Dataset excerpts
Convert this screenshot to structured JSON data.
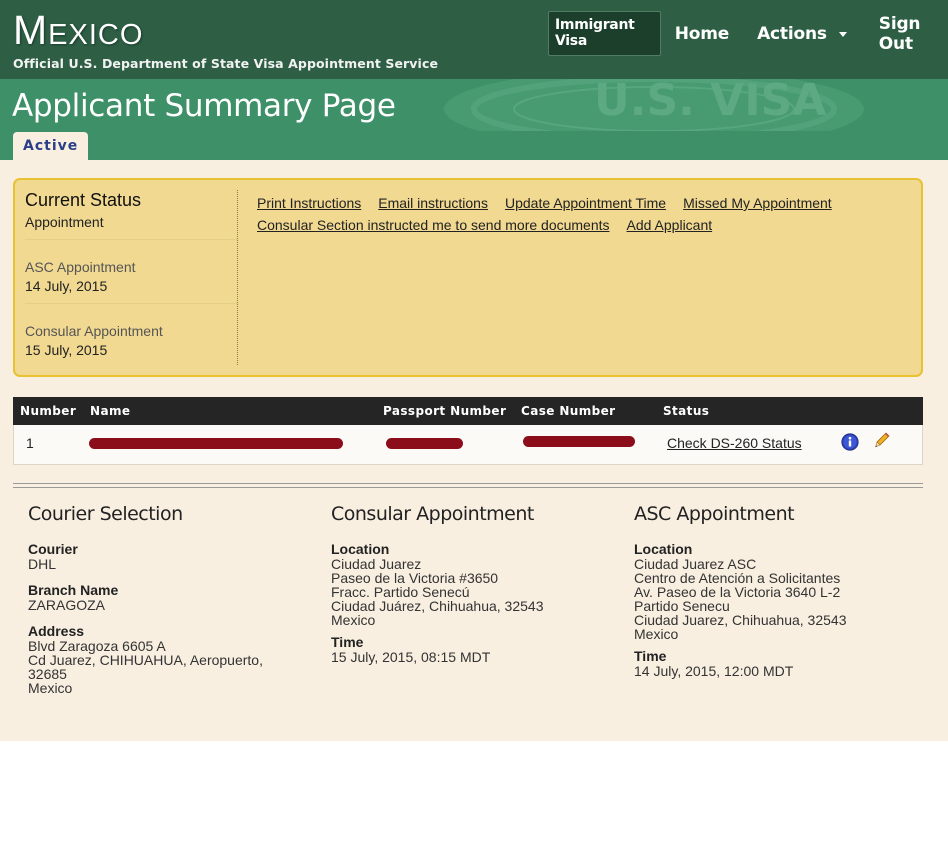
{
  "header": {
    "brand_title": "Mexico",
    "brand_subtitle": "Official U.S. Department of State Visa Appointment Service",
    "nav": {
      "visa_type": "Immigrant Visa",
      "home": "Home",
      "actions": "Actions",
      "sign_out": "Sign Out"
    }
  },
  "banner": {
    "page_title": "Applicant Summary Page",
    "tab_active": "Active",
    "watermark_text": "U.S. VISA"
  },
  "status": {
    "title": "Current Status",
    "value": "Appointment",
    "asc_label": "ASC Appointment",
    "asc_date": "14 July, 2015",
    "consular_label": "Consular Appointment",
    "consular_date": "15 July, 2015",
    "links": [
      "Print Instructions",
      "Email instructions",
      "Update Appointment Time",
      "Missed My Appointment",
      "Consular Section instructed me to send more documents",
      "Add Applicant"
    ]
  },
  "table": {
    "headers": [
      "Number",
      "Name",
      "Passport Number",
      "Case Number",
      "Status"
    ],
    "rows": [
      {
        "number": "1",
        "status_link": "Check DS-260 Status"
      }
    ]
  },
  "courier": {
    "title": "Courier Selection",
    "courier_label": "Courier",
    "courier_value": "DHL",
    "branch_label": "Branch Name",
    "branch_value": "ZARAGOZA",
    "address_label": "Address",
    "address_lines": [
      "Blvd Zaragoza 6605 A",
      "Cd Juarez, CHIHUAHUA, Aeropuerto,",
      "32685",
      "Mexico"
    ]
  },
  "consular": {
    "title": "Consular Appointment",
    "location_label": "Location",
    "location_lines": [
      "Ciudad Juarez",
      "Paseo de la Victoria #3650",
      "Fracc. Partido Senecú",
      "Ciudad Juárez, Chihuahua, 32543",
      "Mexico"
    ],
    "time_label": "Time",
    "time_value": "15 July, 2015, 08:15 MDT"
  },
  "asc": {
    "title": "ASC Appointment",
    "location_label": "Location",
    "location_lines": [
      "Ciudad Juarez ASC",
      "Centro de Atención a Solicitantes",
      "Av. Paseo de la Victoria 3640 L-2",
      "Partido Senecu",
      "Ciudad Juarez, Chihuahua, 32543",
      "Mexico"
    ],
    "time_label": "Time",
    "time_value": "14 July, 2015, 12:00 MDT"
  },
  "icons": {
    "info": "info-icon",
    "edit": "pencil-icon"
  },
  "colors": {
    "header_green": "#2e5f45",
    "banner_green": "#3e9068",
    "status_yellow": "#f1d991",
    "status_border": "#e8c233",
    "content_bg": "#f8efe1",
    "redaction": "#8b0d1a"
  }
}
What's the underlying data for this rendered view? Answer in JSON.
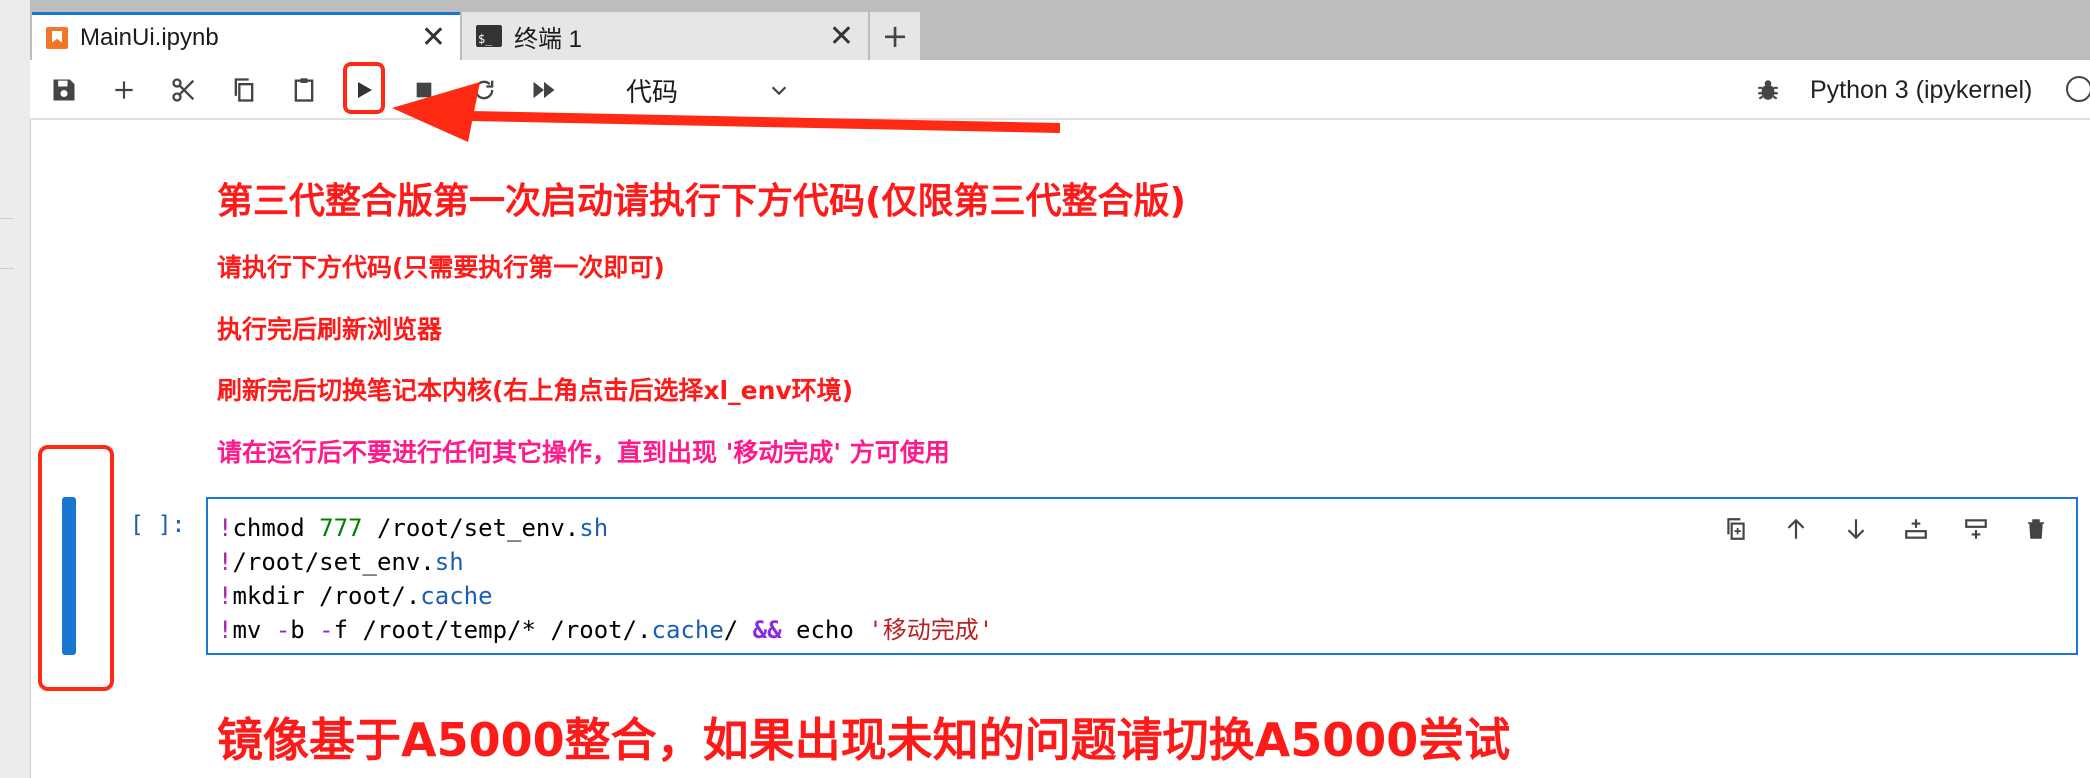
{
  "tabs": [
    {
      "label": "MainUi.ipynb",
      "icon": "notebook-icon",
      "active": true
    },
    {
      "label": "终端 1",
      "icon": "terminal-icon",
      "active": false
    }
  ],
  "toolbar": {
    "cell_type": "代码",
    "kernel_name": "Python 3 (ipykernel)"
  },
  "markdown": {
    "heading": "第三代整合版第一次启动请执行下方代码(仅限第三代整合版)",
    "line1": "请执行下方代码(只需要执行第一次即可)",
    "line2": "执行完后刷新浏览器",
    "line3": "刷新完后切换笔记本内核(右上角点击后选择xl_env环境)",
    "line4": "请在运行后不要进行任何其它操作，直到出现 '移动完成' 方可使用",
    "footer": "镜像基于A5000整合，如果出现未知的问题请切换A5000尝试"
  },
  "cell": {
    "prompt": "[ ]:",
    "lines": [
      "!chmod 777 /root/set_env.sh",
      "!/root/set_env.sh",
      "!mkdir /root/.cache",
      "!mv -b -f /root/temp/* /root/.cache/ && echo '移动完成'"
    ]
  },
  "colors": {
    "accent": "#1976d2",
    "annotation": "#ff2a14",
    "markdown_text": "#ff1a1a",
    "markdown_pink": "#ff1a8c"
  }
}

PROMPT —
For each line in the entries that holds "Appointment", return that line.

OUTPUT OF THE EXERCISE —
    "brand_subtitle": "Official U.S. Department of State Visa Appointment Service",
    "value": "Appointment",
    "asc_label": "ASC Appointment",
    "consular_label": "Consular Appointment",
      "Update Appointment Time",
      "Missed My Appointment",
    "title": "Consular Appointment",
    "title": "ASC Appointment",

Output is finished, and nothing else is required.